Each and every line below goes into your answer unchanged, but leave out the images.

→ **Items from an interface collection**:
=== Section Start ===

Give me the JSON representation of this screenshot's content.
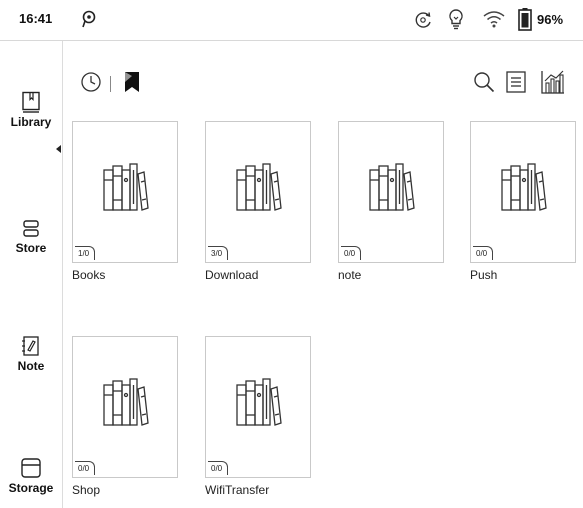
{
  "status": {
    "time": "16:41",
    "battery": "96%",
    "icons": [
      "pin-icon",
      "sync-icon",
      "lightbulb-icon",
      "wifi-icon",
      "battery-icon"
    ]
  },
  "sidebar": {
    "items": [
      {
        "label": "Library",
        "icon": "library-icon"
      },
      {
        "label": "Store",
        "icon": "store-icon"
      },
      {
        "label": "Note",
        "icon": "note-icon"
      },
      {
        "label": "Storage",
        "icon": "storage-icon"
      }
    ]
  },
  "toolbar": {
    "icons": [
      "history-icon",
      "bookmark-icon",
      "search-icon",
      "list-view-icon",
      "stats-icon"
    ]
  },
  "folders": [
    {
      "name": "Books",
      "count": "1/0"
    },
    {
      "name": "Download",
      "count": "3/0"
    },
    {
      "name": "note",
      "count": "0/0"
    },
    {
      "name": "Push",
      "count": "0/0"
    },
    {
      "name": "Shop",
      "count": "0/0"
    },
    {
      "name": "WifiTransfer",
      "count": "0/0"
    }
  ]
}
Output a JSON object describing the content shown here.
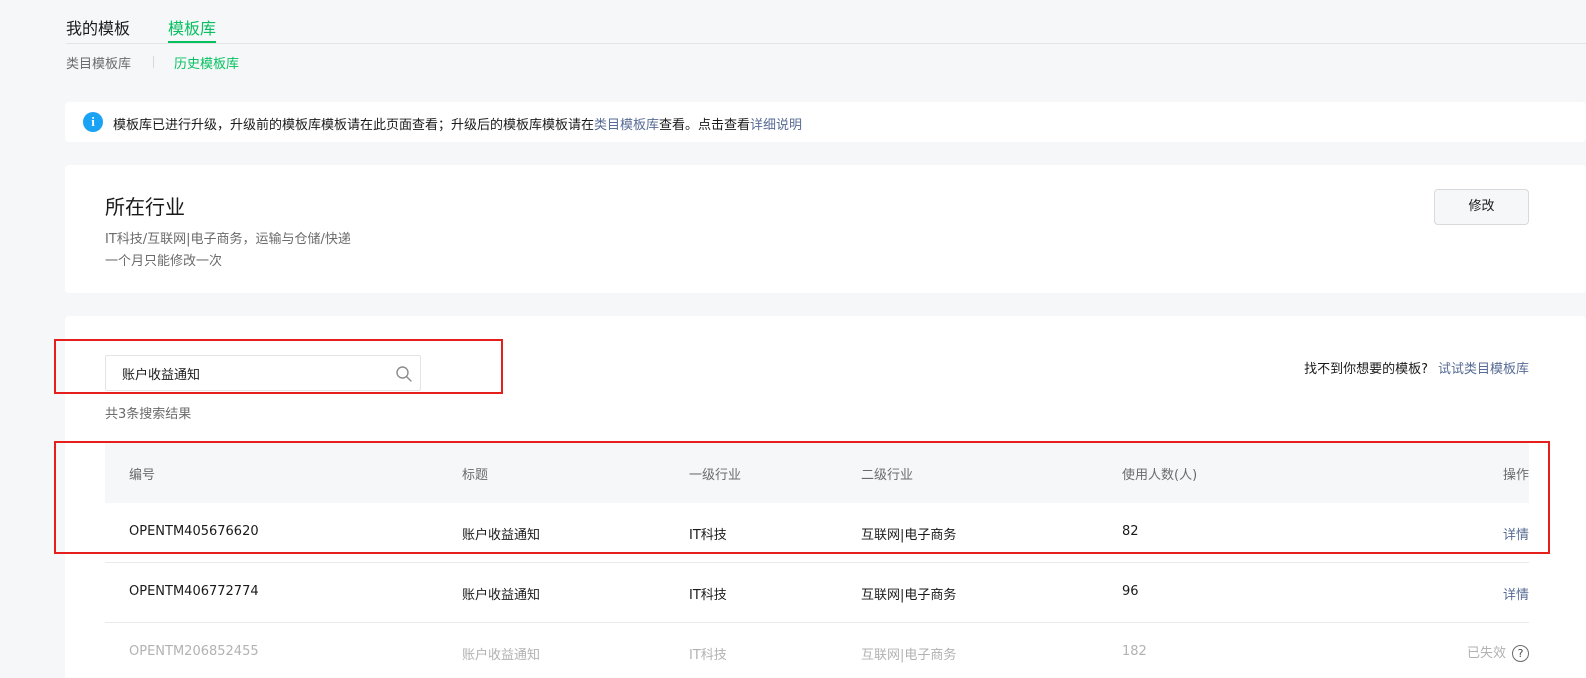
{
  "tabs": [
    {
      "label": "我的模板"
    },
    {
      "label": "模板库"
    }
  ],
  "subtabs": [
    {
      "label": "类目模板库"
    },
    {
      "label": "历史模板库"
    }
  ],
  "banner": {
    "text_before": "模板库已进行升级，升级前的模板库模板请在此页面查看；升级后的模板库模板请在",
    "link1": "类目模板库",
    "text_middle": "查看。点击查看",
    "link2": "详细说明"
  },
  "industry": {
    "title": "所在行业",
    "value": "IT科技/互联网|电子商务，运输与仓储/快递",
    "note": "一个月只能修改一次",
    "modify_label": "修改"
  },
  "search": {
    "value": "账户收益通知",
    "result_count": "共3条搜索结果",
    "hint": "找不到你想要的模板?",
    "hint_link": "试试类目模板库"
  },
  "table": {
    "headers": [
      "编号",
      "标题",
      "一级行业",
      "二级行业",
      "使用人数(人)",
      "操作"
    ],
    "rows": [
      {
        "id": "OPENTM405676620",
        "title": "账户收益通知",
        "industry1": "IT科技",
        "industry2": "互联网|电子商务",
        "users": "82",
        "action": "详情"
      },
      {
        "id": "OPENTM406772774",
        "title": "账户收益通知",
        "industry1": "IT科技",
        "industry2": "互联网|电子商务",
        "users": "96",
        "action": "详情"
      },
      {
        "id": "OPENTM206852455",
        "title": "账户收益通知",
        "industry1": "IT科技",
        "industry2": "互联网|电子商务",
        "users": "182",
        "action": "已失效"
      }
    ]
  },
  "colors": {
    "accent": "#07c160",
    "link": "#576b95",
    "annotation": "#e5201c"
  }
}
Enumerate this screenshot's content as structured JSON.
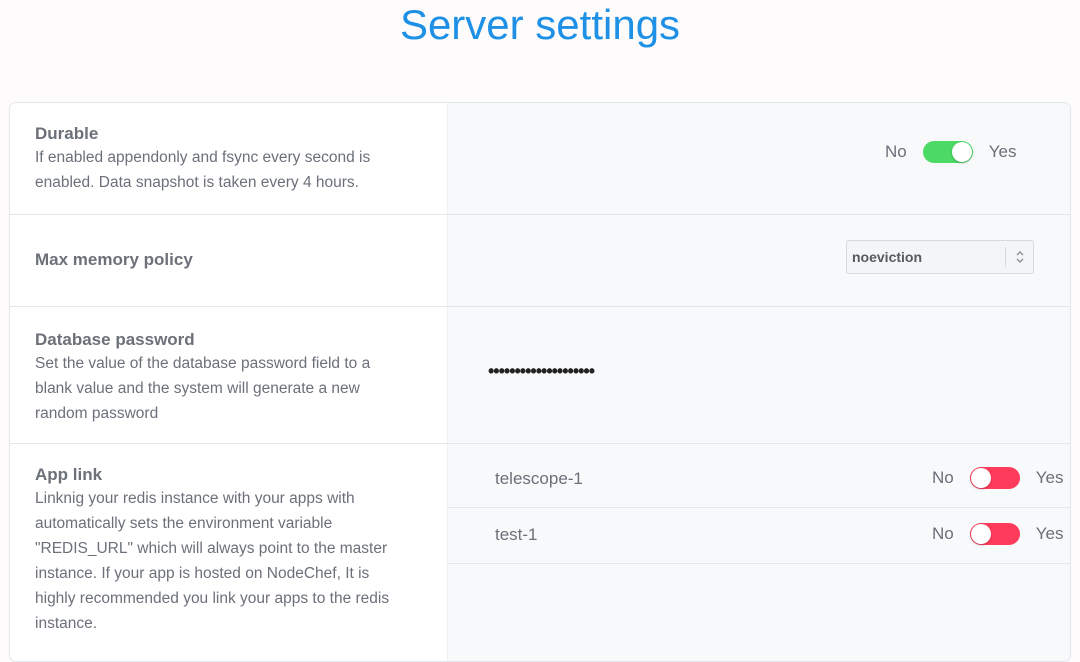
{
  "page": {
    "title": "Server settings"
  },
  "settings": {
    "durable": {
      "title": "Durable",
      "description_line1": "If enabled appendonly and fsync every second is",
      "description_line2": "enabled. Data snapshot is taken every 4 hours.",
      "toggle": {
        "no_label": "No",
        "yes_label": "Yes",
        "state": "on"
      }
    },
    "max_memory_policy": {
      "title": "Max memory policy",
      "selected": "noeviction"
    },
    "database_password": {
      "title": "Database password",
      "description_line1": "Set the value of the database password field to a",
      "description_line2": "blank value and the system will generate a new",
      "description_line3": "random password",
      "masked_value": "••••••••••••••••••••"
    },
    "app_link": {
      "title": "App link",
      "description_line1": "Linknig your redis instance with your apps with",
      "description_line2": "automatically sets the environment variable",
      "description_line3": "\"REDIS_URL\" which will always point to the master",
      "description_line4": "instance. If your app is hosted on NodeChef, It is",
      "description_line5": "highly recommended you link your apps to the redis",
      "description_line6": "instance.",
      "apps": [
        {
          "name": "telescope-1",
          "no_label": "No",
          "yes_label": "Yes",
          "state": "off"
        },
        {
          "name": "test-1",
          "no_label": "No",
          "yes_label": "Yes",
          "state": "off"
        }
      ]
    }
  },
  "colors": {
    "title": "#1e90e6",
    "toggle_on": "#4cd964",
    "toggle_off": "#ff3b5c"
  }
}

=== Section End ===

→ **TASK SOLUTION**:
Give me the JSON representation of this screenshot's content.
{
  "status": {
    "time": "16:41",
    "battery": "96%",
    "icons": [
      "pin-icon",
      "sync-icon",
      "lightbulb-icon",
      "wifi-icon",
      "battery-icon"
    ]
  },
  "sidebar": {
    "items": [
      {
        "label": "Library",
        "icon": "library-icon"
      },
      {
        "label": "Store",
        "icon": "store-icon"
      },
      {
        "label": "Note",
        "icon": "note-icon"
      },
      {
        "label": "Storage",
        "icon": "storage-icon"
      }
    ]
  },
  "toolbar": {
    "icons": [
      "history-icon",
      "bookmark-icon",
      "search-icon",
      "list-view-icon",
      "stats-icon"
    ]
  },
  "folders": [
    {
      "name": "Books",
      "count": "1/0"
    },
    {
      "name": "Download",
      "count": "3/0"
    },
    {
      "name": "note",
      "count": "0/0"
    },
    {
      "name": "Push",
      "count": "0/0"
    },
    {
      "name": "Shop",
      "count": "0/0"
    },
    {
      "name": "WifiTransfer",
      "count": "0/0"
    }
  ]
}
Output a JSON object describing the content shown here.
{
  "tabs": [
    {
      "label": "我的模板"
    },
    {
      "label": "模板库"
    }
  ],
  "subtabs": [
    {
      "label": "类目模板库"
    },
    {
      "label": "历史模板库"
    }
  ],
  "banner": {
    "text_before": "模板库已进行升级，升级前的模板库模板请在此页面查看；升级后的模板库模板请在",
    "link1": "类目模板库",
    "text_middle": "查看。点击查看",
    "link2": "详细说明"
  },
  "industry": {
    "title": "所在行业",
    "value": "IT科技/互联网|电子商务，运输与仓储/快递",
    "note": "一个月只能修改一次",
    "modify_label": "修改"
  },
  "search": {
    "value": "账户收益通知",
    "result_count": "共3条搜索结果",
    "hint": "找不到你想要的模板?",
    "hint_link": "试试类目模板库"
  },
  "table": {
    "headers": [
      "编号",
      "标题",
      "一级行业",
      "二级行业",
      "使用人数(人)",
      "操作"
    ],
    "rows": [
      {
        "id": "OPENTM405676620",
        "title": "账户收益通知",
        "industry1": "IT科技",
        "industry2": "互联网|电子商务",
        "users": "82",
        "action": "详情"
      },
      {
        "id": "OPENTM406772774",
        "title": "账户收益通知",
        "industry1": "IT科技",
        "industry2": "互联网|电子商务",
        "users": "96",
        "action": "详情"
      },
      {
        "id": "OPENTM206852455",
        "title": "账户收益通知",
        "industry1": "IT科技",
        "industry2": "互联网|电子商务",
        "users": "182",
        "action": "已失效"
      }
    ]
  },
  "colors": {
    "accent": "#07c160",
    "link": "#576b95",
    "annotation": "#e5201c"
  }
}
Enumerate this screenshot's content as structured JSON.
{
  "page": {
    "title": "Server settings"
  },
  "settings": {
    "durable": {
      "title": "Durable",
      "description_line1": "If enabled appendonly and fsync every second is",
      "description_line2": "enabled. Data snapshot is taken every 4 hours.",
      "toggle": {
        "no_label": "No",
        "yes_label": "Yes",
        "state": "on"
      }
    },
    "max_memory_policy": {
      "title": "Max memory policy",
      "selected": "noeviction"
    },
    "database_password": {
      "title": "Database password",
      "description_line1": "Set the value of the database password field to a",
      "description_line2": "blank value and the system will generate a new",
      "description_line3": "random password",
      "masked_value": "••••••••••••••••••••"
    },
    "app_link": {
      "title": "App link",
      "description_line1": "Linknig your redis instance with your apps with",
      "description_line2": "automatically sets the environment variable",
      "description_line3": "\"REDIS_URL\" which will always point to the master",
      "description_line4": "instance. If your app is hosted on NodeChef, It is",
      "description_line5": "highly recommended you link your apps to the redis",
      "description_line6": "instance.",
      "apps": [
        {
          "name": "telescope-1",
          "no_label": "No",
          "yes_label": "Yes",
          "state": "off"
        },
        {
          "name": "test-1",
          "no_label": "No",
          "yes_label": "Yes",
          "state": "off"
        }
      ]
    }
  },
  "colors": {
    "title": "#1e90e6",
    "toggle_on": "#4cd964",
    "toggle_off": "#ff3b5c"
  }
}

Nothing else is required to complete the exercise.